Gelfand, A. American Academy of Neurology (AAN) 64th Annual Meeting. Abstract 113. April 21 - 28, 2012. First results released February 20, 2012.


Carson, L., Lewis, D., Tsou, M., McGuire, E., Surran, B., Miller, C., & Vu, T.-A. (2011). Abdominal migraine: an under-diagnosed cause of recurrent abdominal pain in children. Headache, 51(5), 707–712. doi:10.1111/j.1526-4610.2011.01855.x


Al-Twaijri, W. A., &Shevell, M. I. (2002). Pediatric migraine equivalents: occurrence and clinical features in practice. Pediatric neurology, 26(5), 365–368.


Wiberg, J. M., Nordsteen, J., & Nilsson, N. (1999). The short-term effect of spinal manipulation in the treatment of infantile colic: a randomized controlled clinical trial with a blinded observer. Journal of manipulative and physiological therapeutics, 22(8), 517–522.


Wiberg, K. R., &Wiberg, J. M. M. (2010). A retrospective study of chiropractic treatment of 276 danish infants with infantile colic. Journal of manipulative and physiological therapeutics, 33(7), 536–541. doi:10.1016/j.jmpt.2010.08.004


Piché, M., Arsenault, M., Poitras, P., Rainville, P., &Bouin, M. (2010). Widespread hypersensitivity is related to altered pain inhibition processes in irritable bowel syndrome. Pain, 148(1), 49–58. doi:10.1016/j.pain.2009.10.005


Zhou, Q., Fillingim, R. B., Riley, J. L., Malarkey, W. B., & Nicholas Verne, G. (2010). Central and peripheral hypersensitivity in the irritable bowel syndrome. Pain, 148(3), 454–461. doi:10.1016/j.pain.2009.12.005

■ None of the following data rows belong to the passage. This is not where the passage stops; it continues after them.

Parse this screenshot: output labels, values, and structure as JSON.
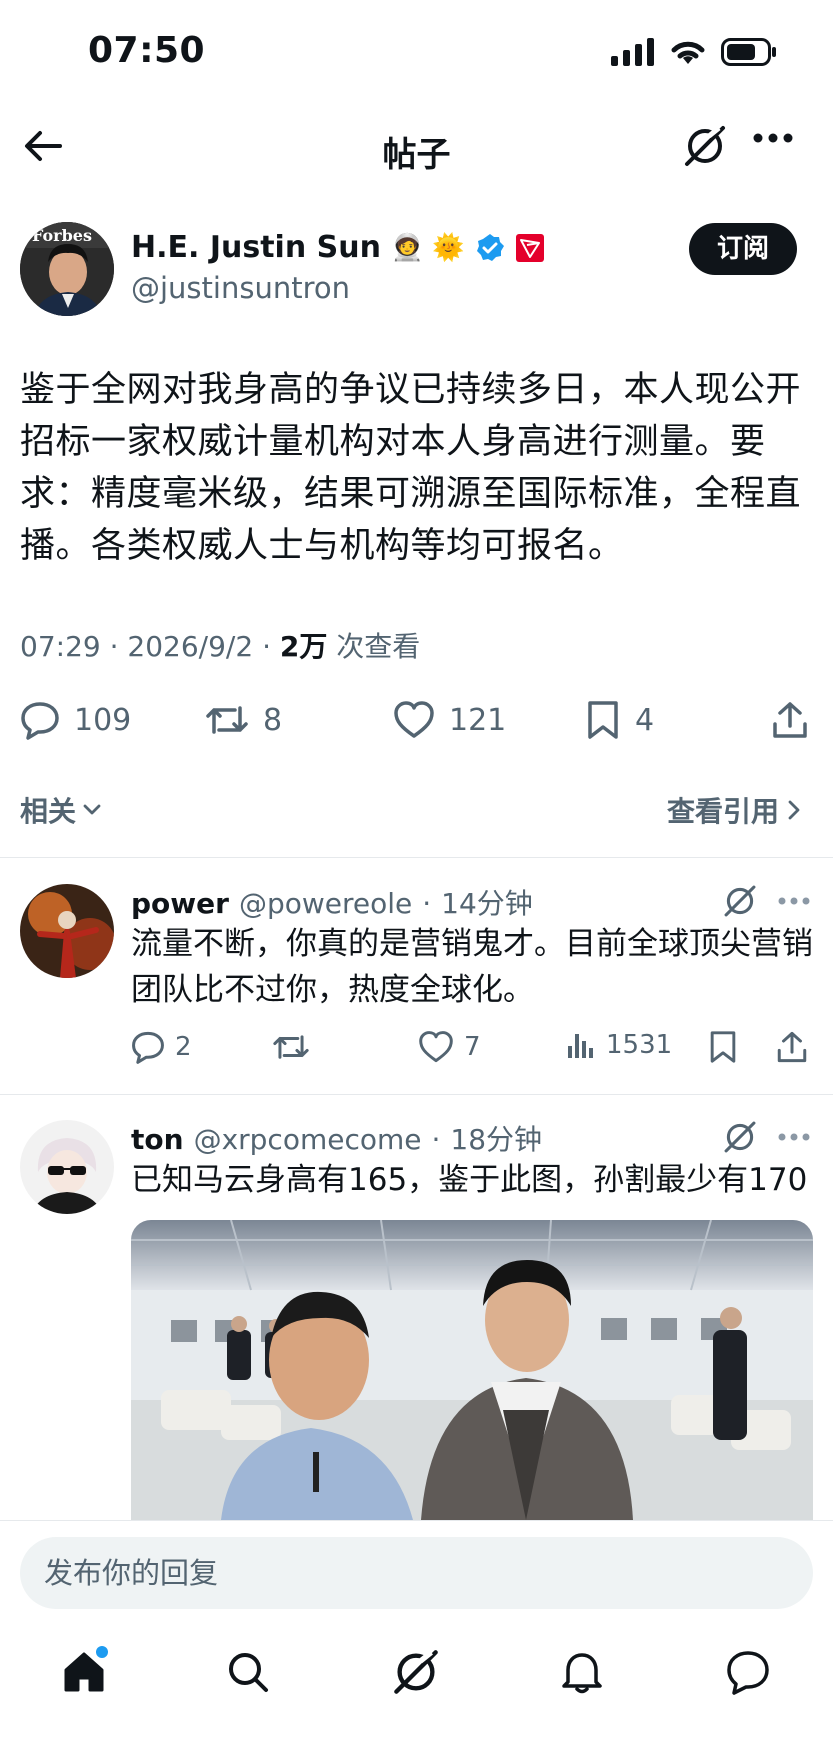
{
  "status_bar": {
    "time": "07:50"
  },
  "header": {
    "title": "帖子"
  },
  "author": {
    "name": "H.E. Justin Sun",
    "emojis": "🧑‍🚀 🌞",
    "handle": "@justinsuntron",
    "subscribe_label": "订阅",
    "avatar_text": "Forbes"
  },
  "post": {
    "text": "鉴于全网对我身高的争议已持续多日，本人现公开招标一家权威计量机构对本人身高进行测量。要求：精度毫米级，结果可溯源至国际标准，全程直播。各类权威人士与机构等均可报名。",
    "time": "07:29",
    "date": "2026/9/2",
    "views": "2万",
    "views_suffix": "次查看",
    "replies": "109",
    "reposts": "8",
    "likes": "121",
    "bookmarks": "4"
  },
  "related_label": "相关",
  "quotes_label": "查看引用",
  "replies": [
    {
      "name": "power",
      "handle": "@powereole",
      "time": "14分钟",
      "text": "流量不断，你真的是营销鬼才。目前全球顶尖营销团队比不过你，热度全球化。",
      "replies": "2",
      "reposts": "",
      "likes": "7",
      "views": "1531"
    },
    {
      "name": "ton",
      "handle": "@xrpcomecome",
      "time": "18分钟",
      "text": "已知马云身高有165，鉴于此图，孙割最少有170"
    }
  ],
  "composer": {
    "placeholder": "发布你的回复"
  },
  "colors": {
    "accent": "#1d9bf0",
    "text": "#0f1419",
    "secondary": "#536471",
    "tron": "#e4002b"
  },
  "icons": [
    "back-arrow-icon",
    "grok-icon",
    "more-icon",
    "verified-icon",
    "tron-icon",
    "reply-icon",
    "repost-icon",
    "like-icon",
    "bookmark-icon",
    "share-icon",
    "views-icon",
    "home-icon",
    "search-icon",
    "bell-icon",
    "messages-icon"
  ]
}
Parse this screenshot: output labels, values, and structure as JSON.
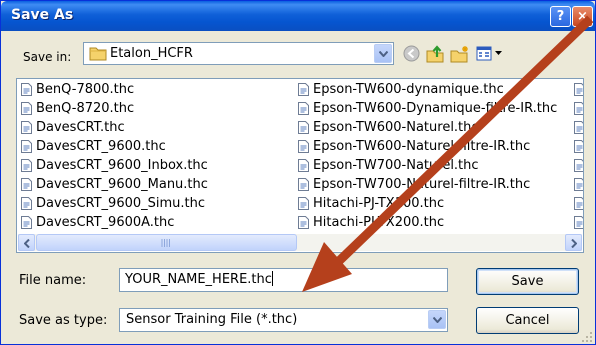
{
  "window": {
    "title": "Save As",
    "help_label": "?",
    "close_label": "×"
  },
  "save_in": {
    "label": "Save in:",
    "value": "Etalon_HCFR"
  },
  "toolbar_icons": [
    "back-icon",
    "up-folder-icon",
    "new-folder-icon",
    "view-menu-icon"
  ],
  "file_list": {
    "column1": [
      "BenQ-7800.thc",
      "BenQ-8720.thc",
      "DavesCRT.thc",
      "DavesCRT_9600.thc",
      "DavesCRT_9600_Inbox.thc",
      "DavesCRT_9600_Manu.thc",
      "DavesCRT_9600_Simu.thc",
      "DavesCRT_9600A.thc"
    ],
    "column2": [
      "Epson-TW600-dynamique.thc",
      "Epson-TW600-Dynamique-filtre-IR.thc",
      "Epson-TW600-Naturel.thc",
      "Epson-TW600-Naturel-filtre-IR.thc",
      "Epson-TW700-Naturel.thc",
      "Epson-TW700-Naturel-filtre-IR.thc",
      "Hitachi-PJ-TX100.thc",
      "Hitachi-PJ-TX200.thc"
    ]
  },
  "file_name": {
    "label": "File name:",
    "value": "YOUR_NAME_HERE.thc"
  },
  "save_as_type": {
    "label": "Save as type:",
    "value": "Sensor Training File (*.thc)"
  },
  "buttons": {
    "save": "Save",
    "cancel": "Cancel"
  },
  "colors": {
    "title_bar": "#0a5fe0",
    "dialog_bg": "#ece9d8",
    "arrow": "#b5401c"
  }
}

Heymen, S., Maixner, W., Whitehead, W. E., Klatzkin, R. R., Mechlin, B., & Light, K. C. (2010). Central processing of noxious somatic stimuli in patients with irritable bowel syndrome compared with healthy controls. The Clinical journal of pain, 26(2), 104–109. doi:10.1097/AJP.0b013e3181bff800